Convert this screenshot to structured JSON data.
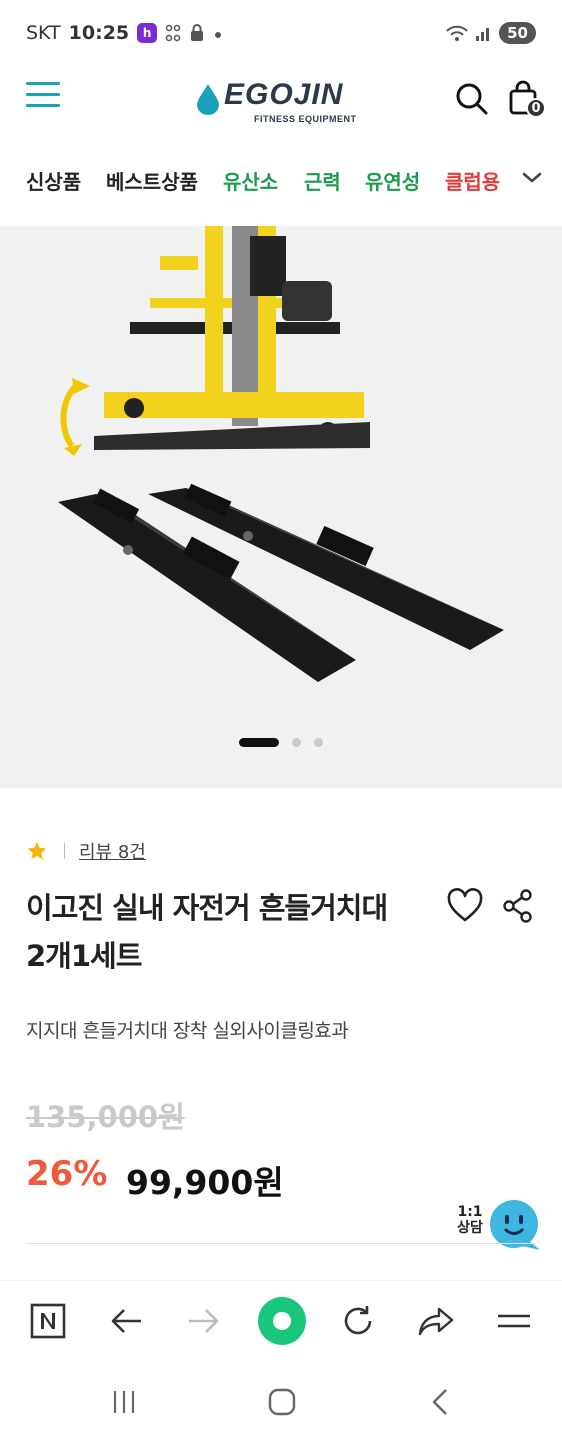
{
  "status_bar": {
    "carrier": "SKT",
    "time": "10:25",
    "app_badge": "h",
    "battery": "50"
  },
  "header": {
    "logo_text": "EGOJIN",
    "logo_sub": "FITNESS EQUIPMENT",
    "cart_count": "0",
    "icons": [
      "menu-icon",
      "search-icon",
      "shopping-bag-icon"
    ]
  },
  "categories": {
    "items": [
      {
        "label": "신상품",
        "color": "#222222"
      },
      {
        "label": "베스트상품",
        "color": "#222222"
      },
      {
        "label": "유산소",
        "color": "#1e9a4f"
      },
      {
        "label": "근력",
        "color": "#1e9a4f"
      },
      {
        "label": "유연성",
        "color": "#1e9a4f"
      },
      {
        "label": "클럽용",
        "color": "#e03c3c"
      }
    ]
  },
  "gallery": {
    "current_slide": 1,
    "total_slides": 3
  },
  "product": {
    "review_label": "리뷰 8건",
    "title_line1": "이고진 실내 자전거 흔들거치대",
    "title_line2": "2개1세트",
    "description": "지지대 흔들거치대 장착 실외사이클링효과",
    "original_price": "135,000원",
    "discount": "26%",
    "sale_price": "99,900원"
  },
  "chat": {
    "label_line1": "1:1",
    "label_line2": "상담"
  },
  "colors": {
    "brand": "#1aa3b8",
    "discount": "#ee5a3a",
    "rating_star": "#f4b400",
    "browser_home": "#19c77a"
  }
}
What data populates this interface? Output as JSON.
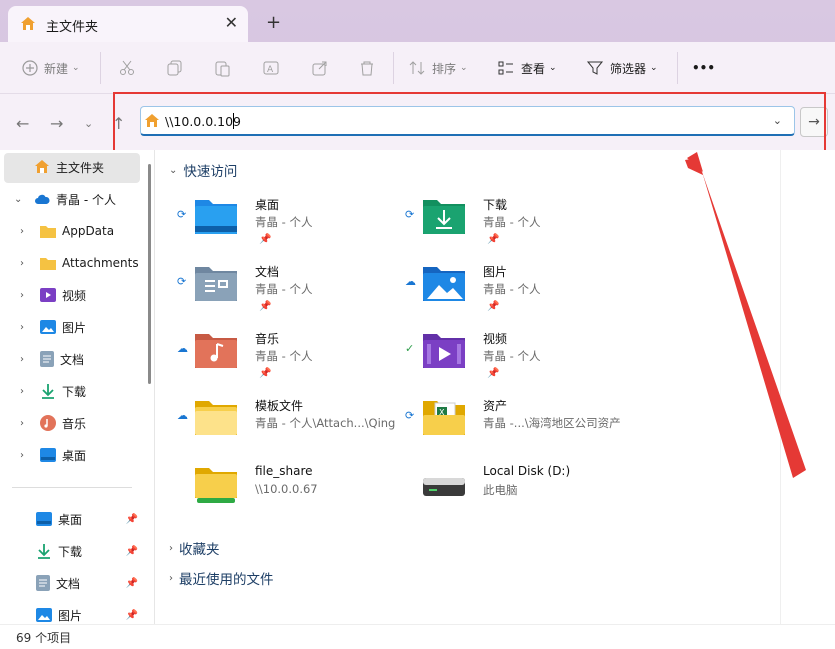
{
  "tab": {
    "title": "主文件夹",
    "close": "✕",
    "new_tab": "+"
  },
  "toolbar": {
    "new_label": "新建",
    "sort_label": "排序",
    "view_label": "查看",
    "filter_label": "筛选器",
    "more_label": "•••"
  },
  "address": {
    "value": "\\\\10.0.0.109"
  },
  "sidebar": {
    "home": "主文件夹",
    "onedrive": "青晶 - 个人",
    "items": [
      {
        "label": "AppData",
        "icon": "folder-icon"
      },
      {
        "label": "Attachments",
        "icon": "folder-icon"
      },
      {
        "label": "视频",
        "icon": "video-icon"
      },
      {
        "label": "图片",
        "icon": "pictures-icon"
      },
      {
        "label": "文档",
        "icon": "documents-icon"
      },
      {
        "label": "下载",
        "icon": "download-icon"
      },
      {
        "label": "音乐",
        "icon": "music-icon"
      },
      {
        "label": "桌面",
        "icon": "desktop-icon"
      }
    ],
    "pinned": [
      {
        "label": "桌面",
        "icon": "desktop-icon"
      },
      {
        "label": "下载",
        "icon": "download-icon"
      },
      {
        "label": "文档",
        "icon": "documents-icon"
      },
      {
        "label": "图片",
        "icon": "pictures-icon"
      }
    ]
  },
  "main": {
    "quick_access": "快速访问",
    "favorites": "收藏夹",
    "recent": "最近使用的文件",
    "items": [
      {
        "name": "桌面",
        "sub": "青晶 - 个人",
        "sync": "sync",
        "icon": "desktop"
      },
      {
        "name": "下载",
        "sub": "青晶 - 个人",
        "sync": "sync",
        "icon": "download"
      },
      {
        "name": "文档",
        "sub": "青晶 - 个人",
        "sync": "sync",
        "icon": "documents"
      },
      {
        "name": "图片",
        "sub": "青晶 - 个人",
        "sync": "cloud",
        "icon": "pictures"
      },
      {
        "name": "音乐",
        "sub": "青晶 - 个人",
        "sync": "cloud",
        "icon": "music"
      },
      {
        "name": "视频",
        "sub": "青晶 - 个人",
        "sync": "check",
        "icon": "video"
      },
      {
        "name": "模板文件",
        "sub": "青晶 - 个人\\Attach...\\Qing",
        "sync": "cloud",
        "icon": "folder"
      },
      {
        "name": "资产",
        "sub": "青晶 -...\\海湾地区公司资产",
        "sync": "sync",
        "icon": "folder-xls"
      },
      {
        "name": "file_share",
        "sub": "\\\\10.0.0.67",
        "sync": "",
        "icon": "network-folder"
      },
      {
        "name": "Local Disk (D:)",
        "sub": "此电脑",
        "sync": "",
        "icon": "disk"
      }
    ]
  },
  "status": {
    "count": "69 个项目"
  },
  "colors": {
    "accent": "#1f6fb5",
    "annotation_red": "#e53935"
  }
}
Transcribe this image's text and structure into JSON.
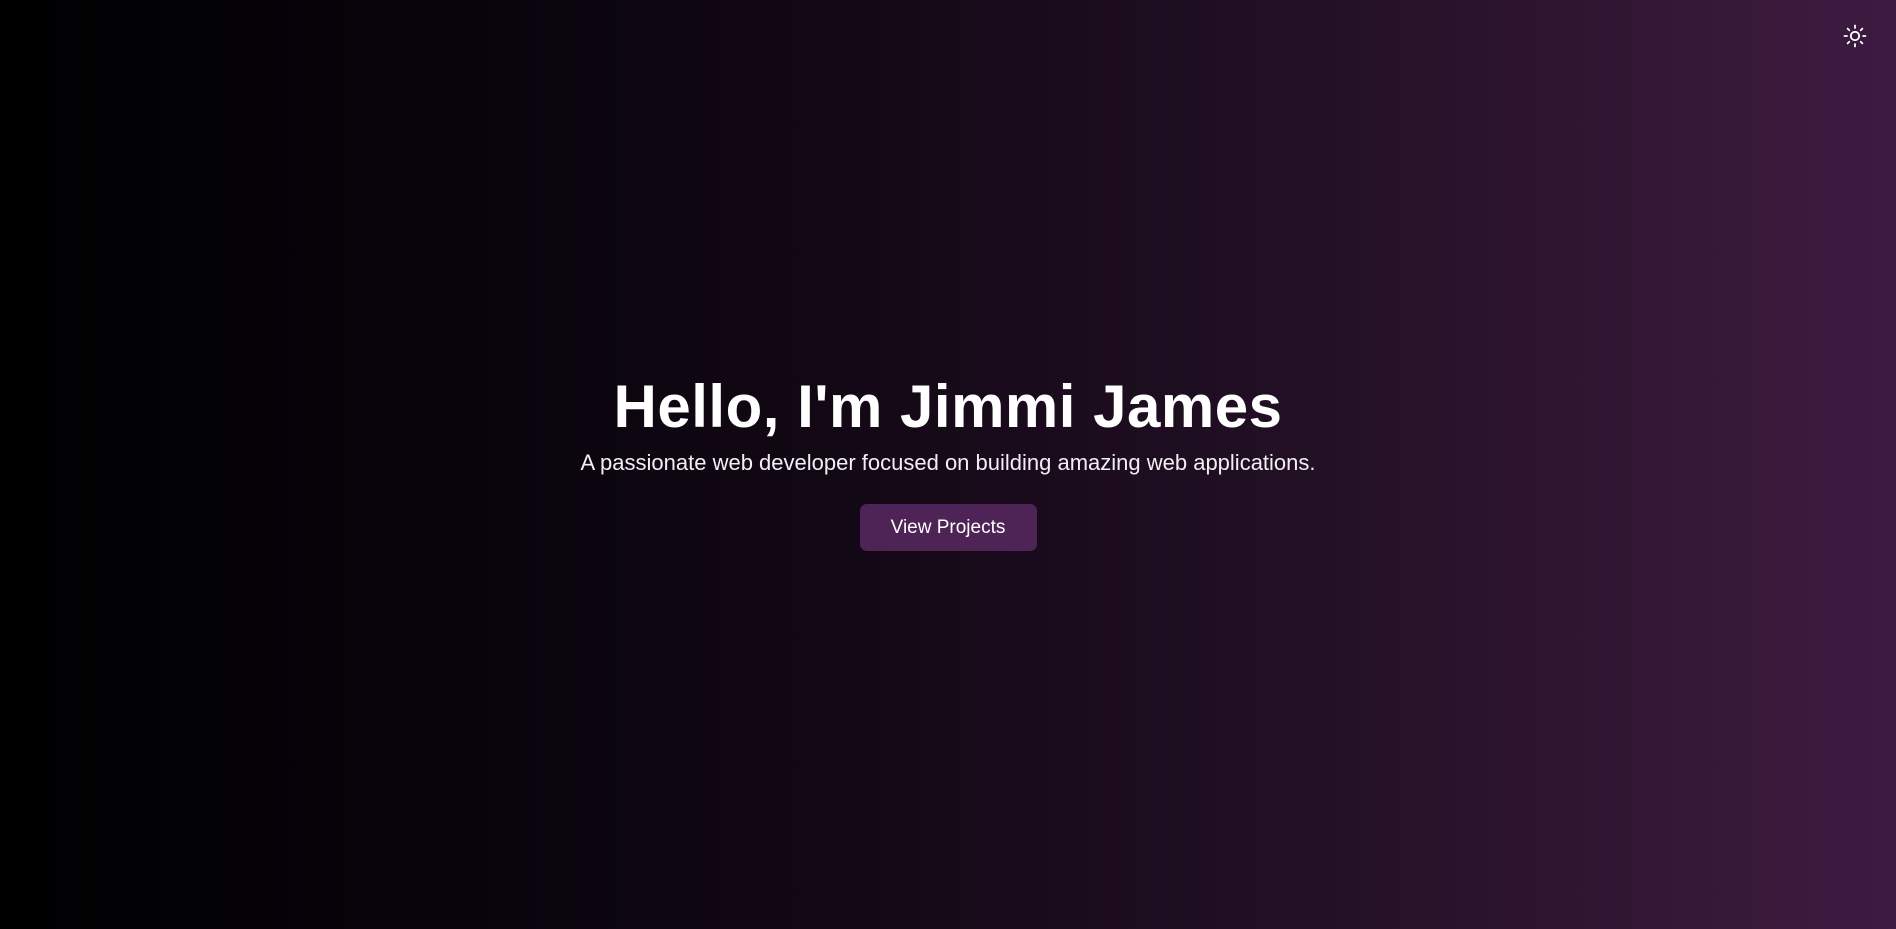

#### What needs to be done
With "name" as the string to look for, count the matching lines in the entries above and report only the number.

#### Result below
10